In the listing below, locate the lines that hold the string "Search". Copy those lines.
------------------------------
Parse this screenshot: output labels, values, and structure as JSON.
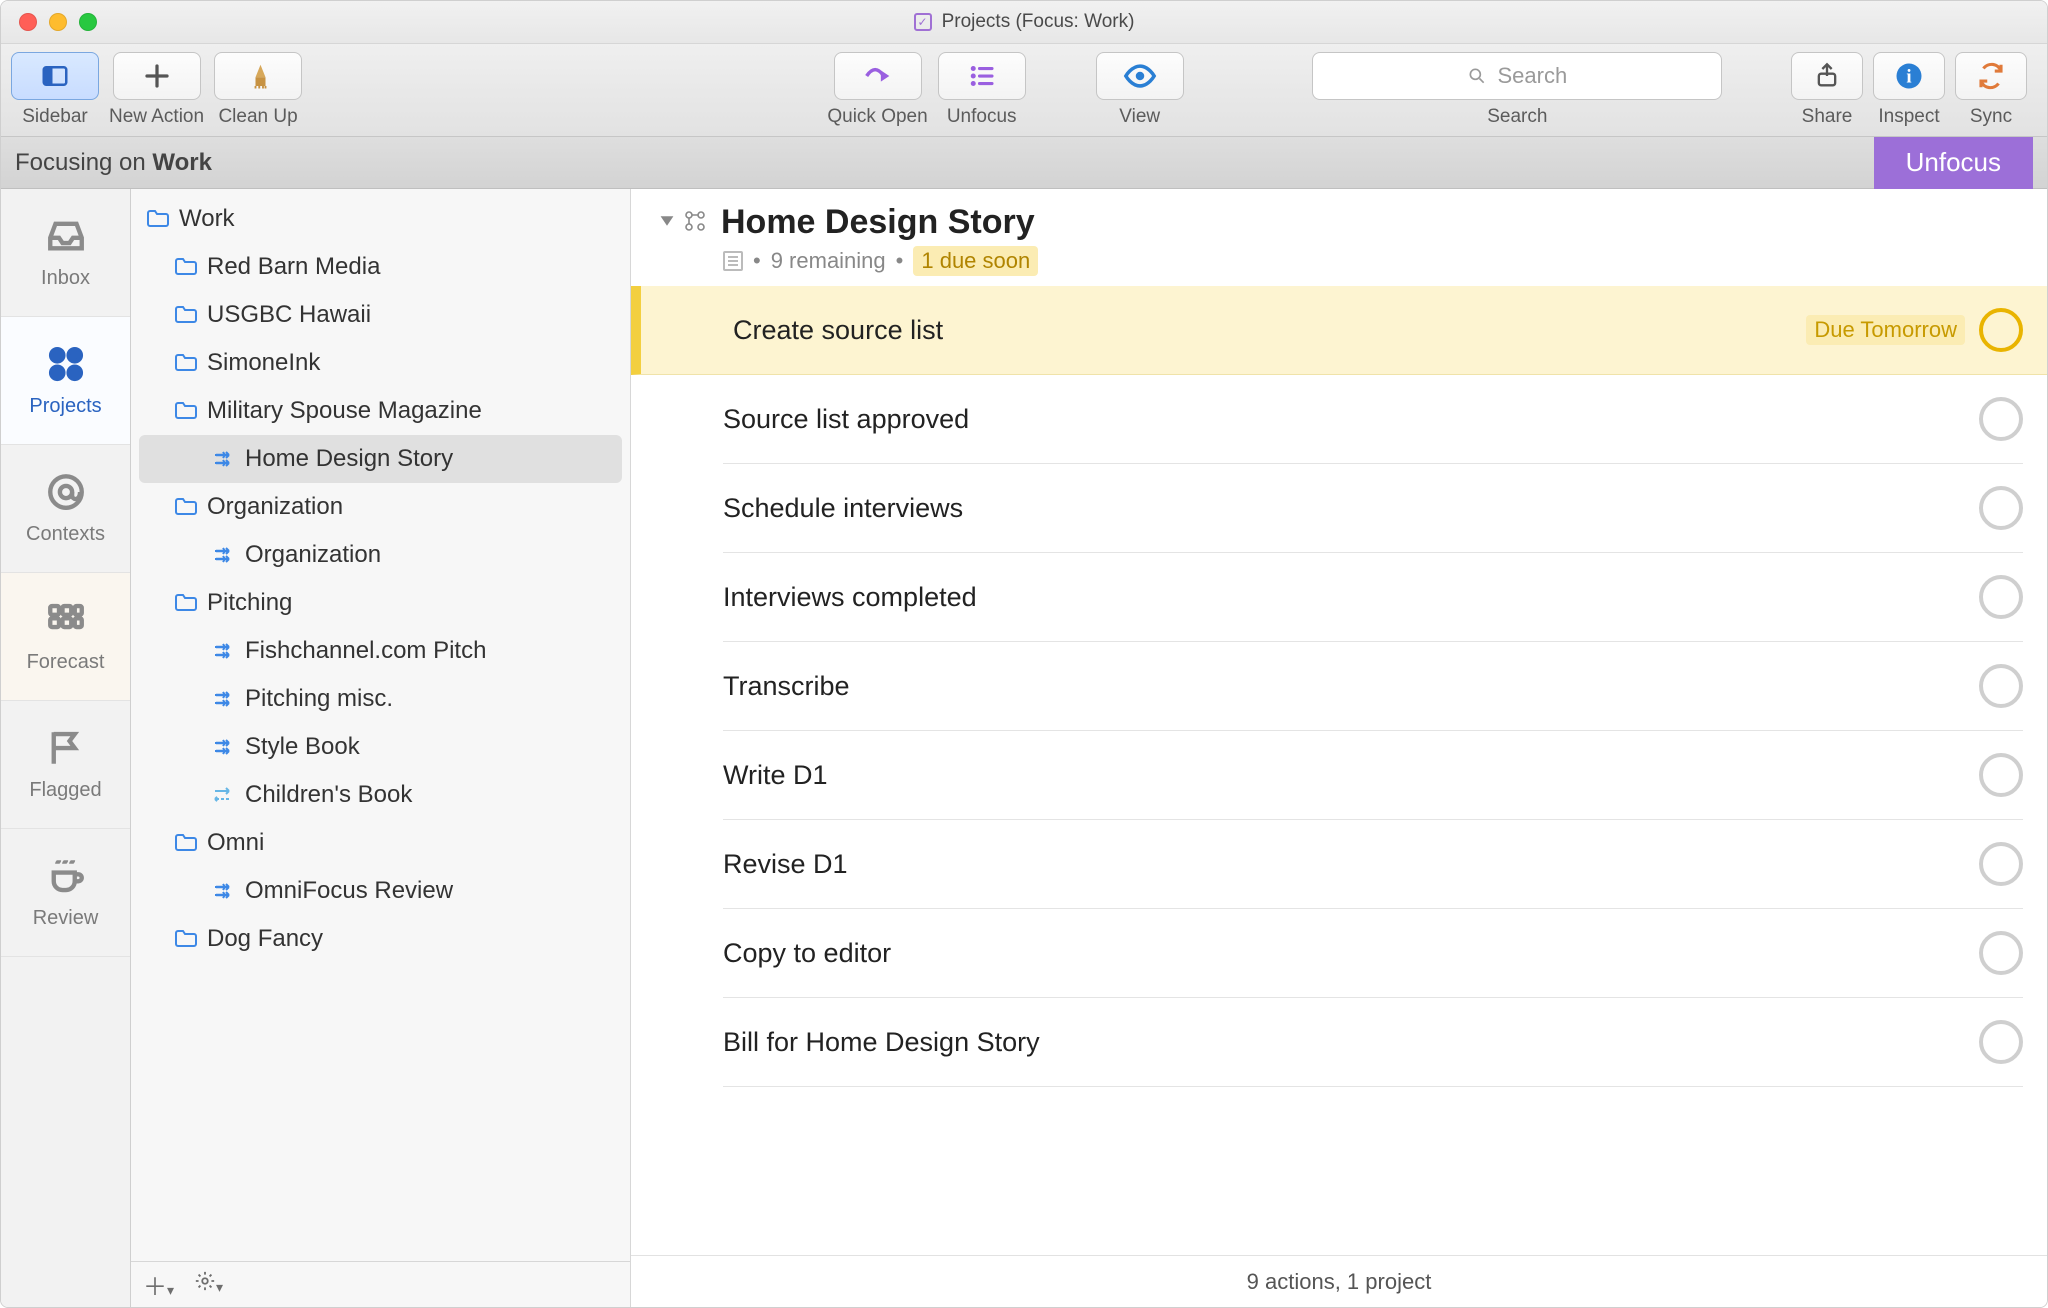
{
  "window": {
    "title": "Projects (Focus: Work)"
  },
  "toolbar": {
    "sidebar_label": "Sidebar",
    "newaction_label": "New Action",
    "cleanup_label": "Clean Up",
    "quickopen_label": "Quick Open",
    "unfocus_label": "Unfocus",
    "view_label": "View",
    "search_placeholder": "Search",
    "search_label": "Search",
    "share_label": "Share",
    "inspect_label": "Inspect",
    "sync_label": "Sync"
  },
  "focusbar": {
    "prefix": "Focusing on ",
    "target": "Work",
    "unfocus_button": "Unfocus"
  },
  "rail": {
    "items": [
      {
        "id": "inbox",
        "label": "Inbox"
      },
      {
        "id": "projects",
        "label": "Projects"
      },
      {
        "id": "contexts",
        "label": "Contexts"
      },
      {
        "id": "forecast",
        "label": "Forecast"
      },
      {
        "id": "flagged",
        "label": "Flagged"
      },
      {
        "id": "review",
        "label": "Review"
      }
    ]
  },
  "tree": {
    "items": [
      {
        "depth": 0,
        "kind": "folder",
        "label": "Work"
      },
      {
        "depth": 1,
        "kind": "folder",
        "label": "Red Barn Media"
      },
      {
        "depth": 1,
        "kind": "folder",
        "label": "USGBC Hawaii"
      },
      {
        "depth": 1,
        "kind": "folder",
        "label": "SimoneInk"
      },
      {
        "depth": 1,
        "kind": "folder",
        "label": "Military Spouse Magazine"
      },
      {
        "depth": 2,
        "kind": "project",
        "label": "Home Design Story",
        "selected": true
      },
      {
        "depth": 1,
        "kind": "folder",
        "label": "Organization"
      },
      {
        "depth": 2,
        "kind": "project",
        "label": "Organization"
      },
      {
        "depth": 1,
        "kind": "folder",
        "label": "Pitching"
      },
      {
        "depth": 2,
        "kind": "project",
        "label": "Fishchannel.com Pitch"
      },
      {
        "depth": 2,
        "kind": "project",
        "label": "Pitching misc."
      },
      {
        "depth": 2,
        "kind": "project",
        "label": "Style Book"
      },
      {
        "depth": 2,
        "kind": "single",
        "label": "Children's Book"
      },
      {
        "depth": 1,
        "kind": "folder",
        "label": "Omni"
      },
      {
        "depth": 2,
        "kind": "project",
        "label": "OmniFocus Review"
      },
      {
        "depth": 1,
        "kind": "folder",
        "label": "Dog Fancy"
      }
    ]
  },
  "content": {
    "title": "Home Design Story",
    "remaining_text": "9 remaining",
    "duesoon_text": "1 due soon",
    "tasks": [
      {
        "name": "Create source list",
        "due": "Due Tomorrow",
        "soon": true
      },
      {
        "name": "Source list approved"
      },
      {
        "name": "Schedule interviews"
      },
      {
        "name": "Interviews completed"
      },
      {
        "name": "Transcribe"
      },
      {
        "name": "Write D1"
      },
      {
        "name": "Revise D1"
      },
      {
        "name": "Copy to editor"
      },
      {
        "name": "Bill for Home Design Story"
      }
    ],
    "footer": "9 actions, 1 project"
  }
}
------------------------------
--- Exercise result ---
    "search_placeholder": "Search",
    "search_label": "Search",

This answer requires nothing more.